Podcast: Play in new window | Download (Duration: 59:53 — 27.5MB)
“I wish the dead could come back to life, you bastard, so then I could kill you again!” Join your faithful Grue Crew — Doc Rotten, Bill Mulligan, Chad Hunt, and Jeff Mohr — as they take a road trip to kick, examine, and generally disturb the sleeping corpses lying around in 1974’s Let Sleeping Corpses Lie.
Decades of Horror 1970s
Episode 75 — Let Sleeping Corpses Lie (1974)
Directed by Jorge Grau and written by Sandro Continenza and Marcello Coscia, Let the Sleeping Corpses Lie pairs Edna Simmonds (Cristina GalbÃ³) and George Meaning (Ray Lovelock) as two “accidental” companions traveling the English countryside during an ultrasonically created zombie apocalypse. Despite the SF-based zombie justification, a little schmear of blood on the eyelids of a fresh corpse inexplicably seems to be a catalyst for the transformation of the corpse to the living dead. A throwback police inspector (Arthur Kennedy) decides our two protagonists are drug-crazed, hippie satanists who are the cause of all the local mayhem and sets out to prove it.
Don’t be surprised if the plot sounds familiar even though you don’t recognize the title. Let Sleeping Corpses Lie is a film that never saw a title it didn’t like. Depending on when and where it was released, it was also known as The Living Dead at the Manchester Morgue, aka Don’t Open the Window, aka Breakfast at the Manchester Morgue, aka Do Not Speak Ill of the Dead, aka Zombi 3, aka No profanar el sueÃ±o de los muertos, aka Non si deve profanare il sonno dei morti, aka … well, you get the idea.

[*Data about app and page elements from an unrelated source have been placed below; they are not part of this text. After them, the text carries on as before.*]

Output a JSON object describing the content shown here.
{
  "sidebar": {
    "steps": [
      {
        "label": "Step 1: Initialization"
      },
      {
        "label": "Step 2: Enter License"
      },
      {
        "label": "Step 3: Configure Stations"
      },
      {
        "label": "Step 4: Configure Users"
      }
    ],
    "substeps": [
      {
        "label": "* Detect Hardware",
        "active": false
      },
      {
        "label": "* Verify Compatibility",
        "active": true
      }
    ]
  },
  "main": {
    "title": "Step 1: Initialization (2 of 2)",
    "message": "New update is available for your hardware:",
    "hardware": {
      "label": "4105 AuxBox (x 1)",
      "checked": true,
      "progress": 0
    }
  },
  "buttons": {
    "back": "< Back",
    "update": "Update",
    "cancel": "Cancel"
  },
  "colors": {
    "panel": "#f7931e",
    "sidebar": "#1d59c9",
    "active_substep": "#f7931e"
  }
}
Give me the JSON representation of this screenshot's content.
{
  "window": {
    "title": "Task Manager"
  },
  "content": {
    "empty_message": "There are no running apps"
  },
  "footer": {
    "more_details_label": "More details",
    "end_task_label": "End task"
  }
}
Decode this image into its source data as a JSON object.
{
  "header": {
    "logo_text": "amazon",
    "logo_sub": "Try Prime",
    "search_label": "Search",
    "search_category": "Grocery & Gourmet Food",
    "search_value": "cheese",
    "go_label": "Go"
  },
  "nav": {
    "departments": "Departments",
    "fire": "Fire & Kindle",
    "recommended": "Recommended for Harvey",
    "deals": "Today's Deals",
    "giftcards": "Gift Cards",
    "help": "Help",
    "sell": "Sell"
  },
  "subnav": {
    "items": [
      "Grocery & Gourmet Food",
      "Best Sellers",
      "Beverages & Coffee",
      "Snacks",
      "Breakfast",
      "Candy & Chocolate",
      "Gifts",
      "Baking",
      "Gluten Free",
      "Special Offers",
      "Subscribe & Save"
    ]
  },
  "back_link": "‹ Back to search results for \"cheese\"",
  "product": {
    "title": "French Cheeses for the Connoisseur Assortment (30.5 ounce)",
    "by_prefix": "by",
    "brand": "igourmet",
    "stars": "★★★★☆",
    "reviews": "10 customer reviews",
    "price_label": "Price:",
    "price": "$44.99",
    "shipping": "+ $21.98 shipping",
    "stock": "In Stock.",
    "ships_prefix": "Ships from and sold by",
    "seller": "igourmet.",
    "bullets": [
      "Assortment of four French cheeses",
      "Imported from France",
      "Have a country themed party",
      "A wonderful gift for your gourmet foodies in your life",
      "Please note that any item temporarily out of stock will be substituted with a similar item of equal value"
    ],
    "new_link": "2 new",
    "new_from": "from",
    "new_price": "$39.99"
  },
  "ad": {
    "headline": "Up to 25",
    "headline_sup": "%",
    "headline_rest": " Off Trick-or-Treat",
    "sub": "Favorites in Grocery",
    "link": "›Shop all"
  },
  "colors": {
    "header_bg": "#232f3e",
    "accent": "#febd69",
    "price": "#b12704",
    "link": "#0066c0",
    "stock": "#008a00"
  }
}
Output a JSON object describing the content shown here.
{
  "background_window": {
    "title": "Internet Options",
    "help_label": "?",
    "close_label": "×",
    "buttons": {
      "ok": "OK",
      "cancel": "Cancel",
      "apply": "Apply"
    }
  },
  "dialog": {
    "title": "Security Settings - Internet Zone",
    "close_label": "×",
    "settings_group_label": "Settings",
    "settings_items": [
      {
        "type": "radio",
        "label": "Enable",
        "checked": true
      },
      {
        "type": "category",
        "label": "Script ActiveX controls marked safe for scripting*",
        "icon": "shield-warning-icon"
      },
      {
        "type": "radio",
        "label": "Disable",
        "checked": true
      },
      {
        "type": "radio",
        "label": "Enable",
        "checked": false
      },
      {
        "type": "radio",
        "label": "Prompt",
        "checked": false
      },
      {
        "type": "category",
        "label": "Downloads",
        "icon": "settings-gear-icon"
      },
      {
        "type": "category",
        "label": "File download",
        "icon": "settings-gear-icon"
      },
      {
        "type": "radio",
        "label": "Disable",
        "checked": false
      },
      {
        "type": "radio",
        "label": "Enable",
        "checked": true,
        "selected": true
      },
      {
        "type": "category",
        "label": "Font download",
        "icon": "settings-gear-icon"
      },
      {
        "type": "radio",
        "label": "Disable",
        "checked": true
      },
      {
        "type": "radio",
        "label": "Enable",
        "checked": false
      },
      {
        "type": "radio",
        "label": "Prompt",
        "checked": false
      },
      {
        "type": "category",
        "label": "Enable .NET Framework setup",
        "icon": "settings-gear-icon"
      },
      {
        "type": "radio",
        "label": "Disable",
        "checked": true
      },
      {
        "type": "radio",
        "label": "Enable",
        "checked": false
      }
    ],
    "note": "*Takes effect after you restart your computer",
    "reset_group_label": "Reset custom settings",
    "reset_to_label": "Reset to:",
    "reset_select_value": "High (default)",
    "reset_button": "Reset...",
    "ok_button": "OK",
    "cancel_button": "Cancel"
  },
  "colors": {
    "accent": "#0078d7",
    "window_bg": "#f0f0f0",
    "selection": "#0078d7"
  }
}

Bill Mulligan and Chad Hunt put Let Sleeping Corpses Lie in their lists of top 10 zombie films. As a first time viewer, Jeff Mohr found the mausoleum scene to be particularly horrifying while Doc Rotten points out the finale as the hospital is another key scene. Suffice it to say, the entire Grue Crew see Let Sleeping Corpses Lie as a very influential film and heartily recommend it. If you haven’t seen it, what are you waiting for?
We want to hear from you — the coolest, grooviest fans: leave us a message or leave a comment on the site or email the Decades of Horror 1970s podcast hosts at firstname.lastname@example.org.